[TASK MATERIAL — start]
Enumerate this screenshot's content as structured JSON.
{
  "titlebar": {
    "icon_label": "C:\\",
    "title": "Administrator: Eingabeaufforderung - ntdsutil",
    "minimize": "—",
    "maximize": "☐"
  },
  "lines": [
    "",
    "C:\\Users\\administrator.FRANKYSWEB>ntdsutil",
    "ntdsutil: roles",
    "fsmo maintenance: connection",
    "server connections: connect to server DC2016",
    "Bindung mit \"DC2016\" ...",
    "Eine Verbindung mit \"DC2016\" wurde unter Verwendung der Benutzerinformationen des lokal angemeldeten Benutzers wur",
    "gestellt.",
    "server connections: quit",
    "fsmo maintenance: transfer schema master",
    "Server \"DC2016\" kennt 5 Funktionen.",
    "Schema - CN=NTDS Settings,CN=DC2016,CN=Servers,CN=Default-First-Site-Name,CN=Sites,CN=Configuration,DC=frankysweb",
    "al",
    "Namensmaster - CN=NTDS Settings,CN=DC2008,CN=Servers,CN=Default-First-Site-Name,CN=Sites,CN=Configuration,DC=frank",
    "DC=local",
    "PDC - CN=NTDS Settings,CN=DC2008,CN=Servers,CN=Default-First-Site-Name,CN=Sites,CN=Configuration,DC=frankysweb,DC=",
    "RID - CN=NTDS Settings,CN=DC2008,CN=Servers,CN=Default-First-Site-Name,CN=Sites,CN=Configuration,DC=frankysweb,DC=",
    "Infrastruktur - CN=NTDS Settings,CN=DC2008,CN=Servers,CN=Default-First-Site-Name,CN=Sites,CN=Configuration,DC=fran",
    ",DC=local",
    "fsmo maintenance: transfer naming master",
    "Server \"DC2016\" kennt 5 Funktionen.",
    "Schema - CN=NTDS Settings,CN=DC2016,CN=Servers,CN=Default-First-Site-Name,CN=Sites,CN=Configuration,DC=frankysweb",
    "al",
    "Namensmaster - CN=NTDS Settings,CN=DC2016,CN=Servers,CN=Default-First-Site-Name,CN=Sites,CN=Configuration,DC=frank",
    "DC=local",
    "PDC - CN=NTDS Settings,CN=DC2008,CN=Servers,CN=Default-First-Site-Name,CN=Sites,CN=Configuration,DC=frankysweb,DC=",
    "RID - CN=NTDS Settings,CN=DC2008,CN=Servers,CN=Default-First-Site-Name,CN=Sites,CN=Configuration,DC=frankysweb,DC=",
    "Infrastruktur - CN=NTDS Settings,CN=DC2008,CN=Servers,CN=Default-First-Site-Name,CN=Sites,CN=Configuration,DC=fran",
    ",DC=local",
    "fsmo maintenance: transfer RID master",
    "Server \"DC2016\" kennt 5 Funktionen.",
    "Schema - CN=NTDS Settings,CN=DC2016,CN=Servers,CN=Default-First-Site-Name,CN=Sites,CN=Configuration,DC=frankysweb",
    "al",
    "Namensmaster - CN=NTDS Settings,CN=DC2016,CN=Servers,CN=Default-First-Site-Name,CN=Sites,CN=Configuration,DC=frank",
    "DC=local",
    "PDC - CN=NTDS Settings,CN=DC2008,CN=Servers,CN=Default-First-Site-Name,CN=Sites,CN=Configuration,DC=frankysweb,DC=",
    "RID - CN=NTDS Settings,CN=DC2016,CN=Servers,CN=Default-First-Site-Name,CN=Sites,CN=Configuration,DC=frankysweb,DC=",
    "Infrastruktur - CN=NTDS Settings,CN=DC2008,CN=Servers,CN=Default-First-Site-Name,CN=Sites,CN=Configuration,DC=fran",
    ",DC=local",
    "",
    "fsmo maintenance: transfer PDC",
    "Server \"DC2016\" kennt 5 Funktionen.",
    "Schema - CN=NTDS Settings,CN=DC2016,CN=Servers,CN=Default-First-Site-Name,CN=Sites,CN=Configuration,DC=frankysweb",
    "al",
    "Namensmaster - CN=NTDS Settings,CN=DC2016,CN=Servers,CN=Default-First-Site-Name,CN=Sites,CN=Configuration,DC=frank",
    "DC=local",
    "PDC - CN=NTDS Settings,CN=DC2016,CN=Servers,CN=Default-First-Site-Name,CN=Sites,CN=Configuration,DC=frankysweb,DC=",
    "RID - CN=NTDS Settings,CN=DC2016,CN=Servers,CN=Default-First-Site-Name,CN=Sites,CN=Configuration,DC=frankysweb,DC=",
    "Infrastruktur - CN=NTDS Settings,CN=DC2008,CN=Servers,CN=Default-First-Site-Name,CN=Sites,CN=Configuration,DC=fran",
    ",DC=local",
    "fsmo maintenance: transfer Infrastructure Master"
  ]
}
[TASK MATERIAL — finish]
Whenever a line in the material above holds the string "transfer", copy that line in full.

    "fsmo maintenance: transfer schema master",
    "fsmo maintenance: transfer naming master",
    "fsmo maintenance: transfer RID master",
    "fsmo maintenance: transfer PDC",
    "fsmo maintenance: transfer Infrastructure Master"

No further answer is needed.